Over the weekend, I bought a new camera, the Sony a6000. So far I’m amazed and delighted with what it can do but I also know that this is a tool that I will have to study up on and practice with quite a bit in order to get the most out of it.
The Sony a6000 is very feature rich and like most complex systems, knowing what each feature does is not enough. You have to understand how they work together to get the most out of it. In other words, you have to examine features from the changing perspectives of what you want to achieve in any given case, not just a static list of what the camera does. This is design that trusts its users to know what they want and that respects that they don’t all want the same thing.

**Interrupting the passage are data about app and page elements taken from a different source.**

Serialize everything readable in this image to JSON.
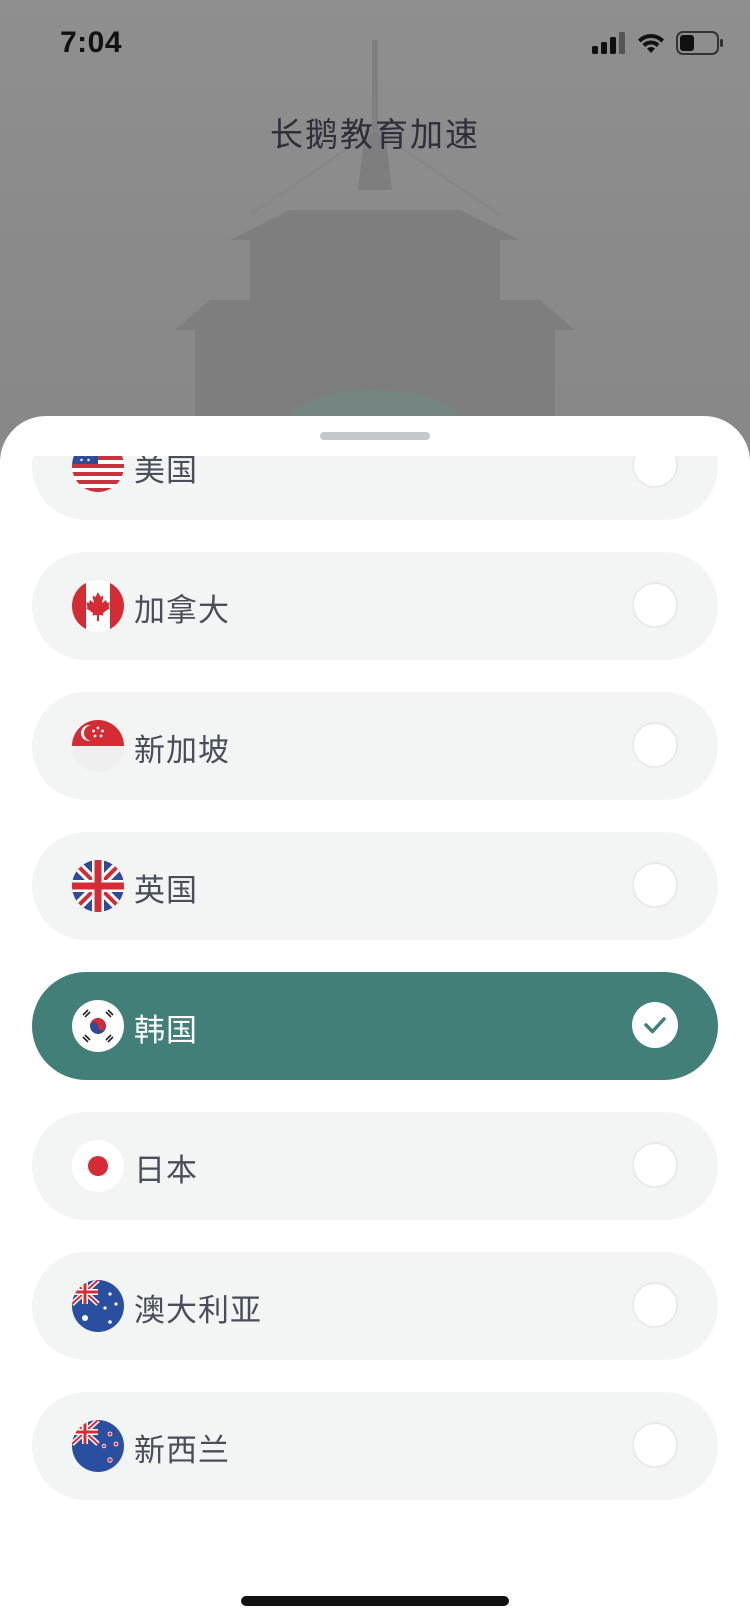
{
  "status_bar": {
    "time": "7:04",
    "icons": [
      "cellular-signal-icon",
      "wifi-icon",
      "battery-icon"
    ]
  },
  "app": {
    "title": "长鹅教育加速"
  },
  "colors": {
    "selected_bg": "#437f79",
    "row_bg": "#f3f4f4",
    "label": "#4a4e5a",
    "sheet_bg": "#ffffff",
    "backdrop": "#8c8c8c"
  },
  "regions": [
    {
      "label": "美国",
      "flag": "us-flag-icon",
      "selected": false
    },
    {
      "label": "加拿大",
      "flag": "canada-flag-icon",
      "selected": false
    },
    {
      "label": "新加坡",
      "flag": "singapore-flag-icon",
      "selected": false
    },
    {
      "label": "英国",
      "flag": "uk-flag-icon",
      "selected": false
    },
    {
      "label": "韩国",
      "flag": "korea-flag-icon",
      "selected": true
    },
    {
      "label": "日本",
      "flag": "japan-flag-icon",
      "selected": false
    },
    {
      "label": "澳大利亚",
      "flag": "australia-flag-icon",
      "selected": false
    },
    {
      "label": "新西兰",
      "flag": "new-zealand-flag-icon",
      "selected": false
    }
  ]
}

Intuitiveness in design has become somewhat of a sacred cow. While it’s certainly true that successful acceptance of new systems is sometimes stymied by a learning curve that users refuse to broach, the other extreme also causes problems: creating systems so simplistic that they aren’t very useful, especially when they rely too heavily on a one-size-fits-all approach. Simplistic is not the same as intuitive.
Intuitiveness mostly draws what knowledge we’ve internalized from previous experiences. However conscious effort—to think, to be—is our human birthright, what sets us apart and what what enables us progress. We oughtn’t just operate the world on a gut feeling; we have brains, after all. Most of our best work is when we are forced out of our mindless, unthinking behavior and we interrogate the world around us, when we question our own assumptions. Yes, it’s hard work to see things with new eyes.
The best systems do not simply provide better solutions (faster, more efficient, more automated), they rethink the problem. They try to understand what the user really needs. Users frequently can’t tell you themselves as they are as constrained by the existing solutions as the designer is. That is, they have adapted themselves to the system and can no longer think outside it.
Sometimes, that means the solution isn’t intuitive. Rethinking a problem, changing habits can be a bit uncomfortable, initially. But make that effort and when you get it. Wow. Then you’ll think, “It’s so obvious.” It will seem intuitive.
That prelude was an introduction to this bit of very well-written procedural documentation I found by someone who understands that it is better to think of machines in terms of functions, not features. It’s not enough to describe the parts, we have to learn how the parts work together.